*** Block opens ***

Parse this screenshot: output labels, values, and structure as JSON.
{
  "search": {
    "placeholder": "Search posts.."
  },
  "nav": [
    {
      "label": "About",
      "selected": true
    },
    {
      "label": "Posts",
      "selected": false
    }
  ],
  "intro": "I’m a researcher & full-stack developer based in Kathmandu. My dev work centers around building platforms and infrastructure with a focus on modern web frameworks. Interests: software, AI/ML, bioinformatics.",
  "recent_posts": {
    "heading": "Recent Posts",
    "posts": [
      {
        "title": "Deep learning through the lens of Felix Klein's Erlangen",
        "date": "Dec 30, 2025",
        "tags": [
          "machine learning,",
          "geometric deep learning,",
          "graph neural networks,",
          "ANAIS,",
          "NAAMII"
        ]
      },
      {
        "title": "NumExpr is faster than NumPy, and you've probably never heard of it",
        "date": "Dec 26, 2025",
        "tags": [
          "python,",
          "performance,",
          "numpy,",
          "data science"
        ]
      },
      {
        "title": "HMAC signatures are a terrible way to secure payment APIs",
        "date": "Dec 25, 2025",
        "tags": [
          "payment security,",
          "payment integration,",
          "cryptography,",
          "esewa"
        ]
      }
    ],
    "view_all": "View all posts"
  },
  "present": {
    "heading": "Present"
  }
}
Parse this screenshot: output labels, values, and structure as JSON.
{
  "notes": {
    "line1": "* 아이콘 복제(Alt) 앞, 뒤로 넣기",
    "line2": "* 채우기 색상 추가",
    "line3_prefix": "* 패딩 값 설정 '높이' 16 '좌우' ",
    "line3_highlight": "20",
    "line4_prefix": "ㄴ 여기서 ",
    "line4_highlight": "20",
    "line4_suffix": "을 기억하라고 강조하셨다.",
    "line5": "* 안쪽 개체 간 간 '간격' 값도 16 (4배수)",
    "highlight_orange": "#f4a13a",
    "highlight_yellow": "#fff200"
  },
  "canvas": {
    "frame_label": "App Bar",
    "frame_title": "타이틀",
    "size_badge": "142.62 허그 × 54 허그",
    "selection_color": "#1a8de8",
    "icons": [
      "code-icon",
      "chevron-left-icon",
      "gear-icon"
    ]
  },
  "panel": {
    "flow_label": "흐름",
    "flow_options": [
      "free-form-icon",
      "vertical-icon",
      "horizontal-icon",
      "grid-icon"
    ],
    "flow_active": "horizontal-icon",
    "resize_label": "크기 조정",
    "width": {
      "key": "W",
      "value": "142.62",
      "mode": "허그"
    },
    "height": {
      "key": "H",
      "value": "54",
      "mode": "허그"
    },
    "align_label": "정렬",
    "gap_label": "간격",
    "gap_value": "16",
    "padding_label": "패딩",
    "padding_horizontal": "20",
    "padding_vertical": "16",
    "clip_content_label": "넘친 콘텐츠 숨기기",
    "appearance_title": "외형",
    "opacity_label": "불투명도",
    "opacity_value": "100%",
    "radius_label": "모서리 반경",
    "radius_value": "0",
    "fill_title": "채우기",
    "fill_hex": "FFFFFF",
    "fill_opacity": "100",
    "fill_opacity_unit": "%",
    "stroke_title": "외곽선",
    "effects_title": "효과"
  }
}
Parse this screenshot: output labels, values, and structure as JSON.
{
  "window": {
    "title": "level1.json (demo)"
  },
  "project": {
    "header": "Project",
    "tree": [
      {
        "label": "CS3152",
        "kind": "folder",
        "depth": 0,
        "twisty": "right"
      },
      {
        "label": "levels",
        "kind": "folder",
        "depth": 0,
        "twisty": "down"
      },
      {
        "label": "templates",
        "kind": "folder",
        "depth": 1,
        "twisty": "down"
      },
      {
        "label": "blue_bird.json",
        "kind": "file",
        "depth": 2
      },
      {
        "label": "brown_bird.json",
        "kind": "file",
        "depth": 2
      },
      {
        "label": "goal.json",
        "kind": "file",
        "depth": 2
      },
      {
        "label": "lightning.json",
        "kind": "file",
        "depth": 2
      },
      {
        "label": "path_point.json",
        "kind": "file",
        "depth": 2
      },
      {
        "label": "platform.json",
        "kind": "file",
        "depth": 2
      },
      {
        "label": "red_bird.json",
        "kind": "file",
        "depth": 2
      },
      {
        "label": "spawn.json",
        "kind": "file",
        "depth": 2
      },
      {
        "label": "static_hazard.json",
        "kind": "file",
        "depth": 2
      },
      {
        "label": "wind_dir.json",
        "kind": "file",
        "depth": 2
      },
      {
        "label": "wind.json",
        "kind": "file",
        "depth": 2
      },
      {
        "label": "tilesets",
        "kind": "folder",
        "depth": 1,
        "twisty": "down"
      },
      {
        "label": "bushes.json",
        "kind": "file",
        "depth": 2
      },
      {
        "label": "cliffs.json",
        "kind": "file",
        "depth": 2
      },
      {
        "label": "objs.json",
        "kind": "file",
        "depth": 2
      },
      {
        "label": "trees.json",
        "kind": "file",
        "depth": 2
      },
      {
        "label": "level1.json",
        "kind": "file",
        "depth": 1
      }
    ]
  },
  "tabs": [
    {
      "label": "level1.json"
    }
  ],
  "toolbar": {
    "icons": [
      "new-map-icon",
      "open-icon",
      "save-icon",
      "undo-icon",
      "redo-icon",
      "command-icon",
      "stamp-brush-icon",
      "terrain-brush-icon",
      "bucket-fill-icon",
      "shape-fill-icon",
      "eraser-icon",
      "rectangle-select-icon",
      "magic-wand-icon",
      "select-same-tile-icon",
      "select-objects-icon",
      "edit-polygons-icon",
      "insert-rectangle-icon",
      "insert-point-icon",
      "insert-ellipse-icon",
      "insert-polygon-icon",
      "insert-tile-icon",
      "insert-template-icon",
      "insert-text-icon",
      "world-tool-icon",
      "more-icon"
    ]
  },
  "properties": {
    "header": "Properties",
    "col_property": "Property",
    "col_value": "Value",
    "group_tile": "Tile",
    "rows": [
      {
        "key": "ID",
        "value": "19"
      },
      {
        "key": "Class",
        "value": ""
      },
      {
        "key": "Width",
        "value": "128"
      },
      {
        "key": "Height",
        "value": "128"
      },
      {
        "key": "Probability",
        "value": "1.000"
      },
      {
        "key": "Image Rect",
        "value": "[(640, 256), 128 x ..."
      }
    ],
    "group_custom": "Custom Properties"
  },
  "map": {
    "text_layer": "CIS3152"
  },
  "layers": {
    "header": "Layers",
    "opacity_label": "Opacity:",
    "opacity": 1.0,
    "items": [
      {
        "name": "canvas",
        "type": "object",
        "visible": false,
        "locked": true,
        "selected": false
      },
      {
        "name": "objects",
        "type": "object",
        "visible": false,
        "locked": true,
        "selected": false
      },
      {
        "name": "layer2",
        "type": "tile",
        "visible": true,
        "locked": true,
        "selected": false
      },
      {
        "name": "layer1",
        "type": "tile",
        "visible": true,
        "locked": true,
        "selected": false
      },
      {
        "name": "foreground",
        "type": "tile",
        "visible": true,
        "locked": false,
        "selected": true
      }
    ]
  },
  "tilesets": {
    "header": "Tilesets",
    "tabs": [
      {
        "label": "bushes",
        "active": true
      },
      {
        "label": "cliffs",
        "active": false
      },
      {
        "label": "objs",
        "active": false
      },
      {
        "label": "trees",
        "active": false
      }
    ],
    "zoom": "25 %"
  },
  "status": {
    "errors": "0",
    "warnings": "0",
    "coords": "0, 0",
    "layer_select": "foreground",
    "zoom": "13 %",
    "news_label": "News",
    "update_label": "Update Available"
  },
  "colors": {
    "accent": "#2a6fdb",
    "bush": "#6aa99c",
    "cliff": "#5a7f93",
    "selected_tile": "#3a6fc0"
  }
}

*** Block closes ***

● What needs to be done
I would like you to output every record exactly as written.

● Exercise response
Parse this screenshot: output labels, values, and structure as JSON.
{
  "search": {
    "placeholder": "Search posts.."
  },
  "nav": [
    {
      "label": "About",
      "selected": true
    },
    {
      "label": "Posts",
      "selected": false
    }
  ],
  "intro": "I’m a researcher & full-stack developer based in Kathmandu. My dev work centers around building platforms and infrastructure with a focus on modern web frameworks. Interests: software, AI/ML, bioinformatics.",
  "recent_posts": {
    "heading": "Recent Posts",
    "posts": [
      {
        "title": "Deep learning through the lens of Felix Klein's Erlangen",
        "date": "Dec 30, 2025",
        "tags": [
          "machine learning,",
          "geometric deep learning,",
          "graph neural networks,",
          "ANAIS,",
          "NAAMII"
        ]
      },
      {
        "title": "NumExpr is faster than NumPy, and you've probably never heard of it",
        "date": "Dec 26, 2025",
        "tags": [
          "python,",
          "performance,",
          "numpy,",
          "data science"
        ]
      },
      {
        "title": "HMAC signatures are a terrible way to secure payment APIs",
        "date": "Dec 25, 2025",
        "tags": [
          "payment security,",
          "payment integration,",
          "cryptography,",
          "esewa"
        ]
      }
    ],
    "view_all": "View all posts"
  },
  "present": {
    "heading": "Present"
  }
}
Parse this screenshot: output labels, values, and structure as JSON.
{
  "notes": {
    "line1": "* 아이콘 복제(Alt) 앞, 뒤로 넣기",
    "line2": "* 채우기 색상 추가",
    "line3_prefix": "* 패딩 값 설정 '높이' 16 '좌우' ",
    "line3_highlight": "20",
    "line4_prefix": "ㄴ 여기서 ",
    "line4_highlight": "20",
    "line4_suffix": "을 기억하라고 강조하셨다.",
    "line5": "* 안쪽 개체 간 간 '간격' 값도 16 (4배수)",
    "highlight_orange": "#f4a13a",
    "highlight_yellow": "#fff200"
  },
  "canvas": {
    "frame_label": "App Bar",
    "frame_title": "타이틀",
    "size_badge": "142.62 허그 × 54 허그",
    "selection_color": "#1a8de8",
    "icons": [
      "code-icon",
      "chevron-left-icon",
      "gear-icon"
    ]
  },
  "panel": {
    "flow_label": "흐름",
    "flow_options": [
      "free-form-icon",
      "vertical-icon",
      "horizontal-icon",
      "grid-icon"
    ],
    "flow_active": "horizontal-icon",
    "resize_label": "크기 조정",
    "width": {
      "key": "W",
      "value": "142.62",
      "mode": "허그"
    },
    "height": {
      "key": "H",
      "value": "54",
      "mode": "허그"
    },
    "align_label": "정렬",
    "gap_label": "간격",
    "gap_value": "16",
    "padding_label": "패딩",
    "padding_horizontal": "20",
    "padding_vertical": "16",
    "clip_content_label": "넘친 콘텐츠 숨기기",
    "appearance_title": "외형",
    "opacity_label": "불투명도",
    "opacity_value": "100%",
    "radius_label": "모서리 반경",
    "radius_value": "0",
    "fill_title": "채우기",
    "fill_hex": "FFFFFF",
    "fill_opacity": "100",
    "fill_opacity_unit": "%",
    "stroke_title": "외곽선",
    "effects_title": "효과"
  }
}
Parse this screenshot: output labels, values, and structure as JSON.
{
  "window": {
    "title": "level1.json (demo)"
  },
  "project": {
    "header": "Project",
    "tree": [
      {
        "label": "CS3152",
        "kind": "folder",
        "depth": 0,
        "twisty": "right"
      },
      {
        "label": "levels",
        "kind": "folder",
        "depth": 0,
        "twisty": "down"
      },
      {
        "label": "templates",
        "kind": "folder",
        "depth": 1,
        "twisty": "down"
      },
      {
        "label": "blue_bird.json",
        "kind": "file",
        "depth": 2
      },
      {
        "label": "brown_bird.json",
        "kind": "file",
        "depth": 2
      },
      {
        "label": "goal.json",
        "kind": "file",
        "depth": 2
      },
      {
        "label": "lightning.json",
        "kind": "file",
        "depth": 2
      },
      {
        "label": "path_point.json",
        "kind": "file",
        "depth": 2
      },
      {
        "label": "platform.json",
        "kind": "file",
        "depth": 2
      },
      {
        "label": "red_bird.json",
        "kind": "file",
        "depth": 2
      },
      {
        "label": "spawn.json",
        "kind": "file",
        "depth": 2
      },
      {
        "label": "static_hazard.json",
        "kind": "file",
        "depth": 2
      },
      {
        "label": "wind_dir.json",
        "kind": "file",
        "depth": 2
      },
      {
        "label": "wind.json",
        "kind": "file",
        "depth": 2
      },
      {
        "label": "tilesets",
        "kind": "folder",
        "depth": 1,
        "twisty": "down"
      },
      {
        "label": "bushes.json",
        "kind": "file",
        "depth": 2
      },
      {
        "label": "cliffs.json",
        "kind": "file",
        "depth": 2
      },
      {
        "label": "objs.json",
        "kind": "file",
        "depth": 2
      },
      {
        "label": "trees.json",
        "kind": "file",
        "depth": 2
      },
      {
        "label": "level1.json",
        "kind": "file",
        "depth": 1
      }
    ]
  },
  "tabs": [
    {
      "label": "level1.json"
    }
  ],
  "toolbar": {
    "icons": [
      "new-map-icon",
      "open-icon",
      "save-icon",
      "undo-icon",
      "redo-icon",
      "command-icon",
      "stamp-brush-icon",
      "terrain-brush-icon",
      "bucket-fill-icon",
      "shape-fill-icon",
      "eraser-icon",
      "rectangle-select-icon",
      "magic-wand-icon",
      "select-same-tile-icon",
      "select-objects-icon",
      "edit-polygons-icon",
      "insert-rectangle-icon",
      "insert-point-icon",
      "insert-ellipse-icon",
      "insert-polygon-icon",
      "insert-tile-icon",
      "insert-template-icon",
      "insert-text-icon",
      "world-tool-icon",
      "more-icon"
    ]
  },
  "properties": {
    "header": "Properties",
    "col_property": "Property",
    "col_value": "Value",
    "group_tile": "Tile",
    "rows": [
      {
        "key": "ID",
        "value": "19"
      },
      {
        "key": "Class",
        "value": ""
      },
      {
        "key": "Width",
        "value": "128"
      },
      {
        "key": "Height",
        "value": "128"
      },
      {
        "key": "Probability",
        "value": "1.000"
      },
      {
        "key": "Image Rect",
        "value": "[(640, 256), 128 x ..."
      }
    ],
    "group_custom": "Custom Properties"
  },
  "map": {
    "text_layer": "CIS3152"
  },
  "layers": {
    "header": "Layers",
    "opacity_label": "Opacity:",
    "opacity": 1.0,
    "items": [
      {
        "name": "canvas",
        "type": "object",
        "visible": false,
        "locked": true,
        "selected": false
      },
      {
        "name": "objects",
        "type": "object",
        "visible": false,
        "locked": true,
        "selected": false
      },
      {
        "name": "layer2",
        "type": "tile",
        "visible": true,
        "locked": true,
        "selected": false
      },
      {
        "name": "layer1",
        "type": "tile",
        "visible": true,
        "locked": true,
        "selected": false
      },
      {
        "name": "foreground",
        "type": "tile",
        "visible": true,
        "locked": false,
        "selected": true
      }
    ]
  },
  "tilesets": {
    "header": "Tilesets",
    "tabs": [
      {
        "label": "bushes",
        "active": true
      },
      {
        "label": "cliffs",
        "active": false
      },
      {
        "label": "objs",
        "active": false
      },
      {
        "label": "trees",
        "active": false
      }
    ],
    "zoom": "25 %"
  },
  "status": {
    "errors": "0",
    "warnings": "0",
    "coords": "0, 0",
    "layer_select": "foreground",
    "zoom": "13 %",
    "news_label": "News",
    "update_label": "Update Available"
  },
  "colors": {
    "accent": "#2a6fdb",
    "bush": "#6aa99c",
    "cliff": "#5a7f93",
    "selected_tile": "#3a6fc0"
  }
}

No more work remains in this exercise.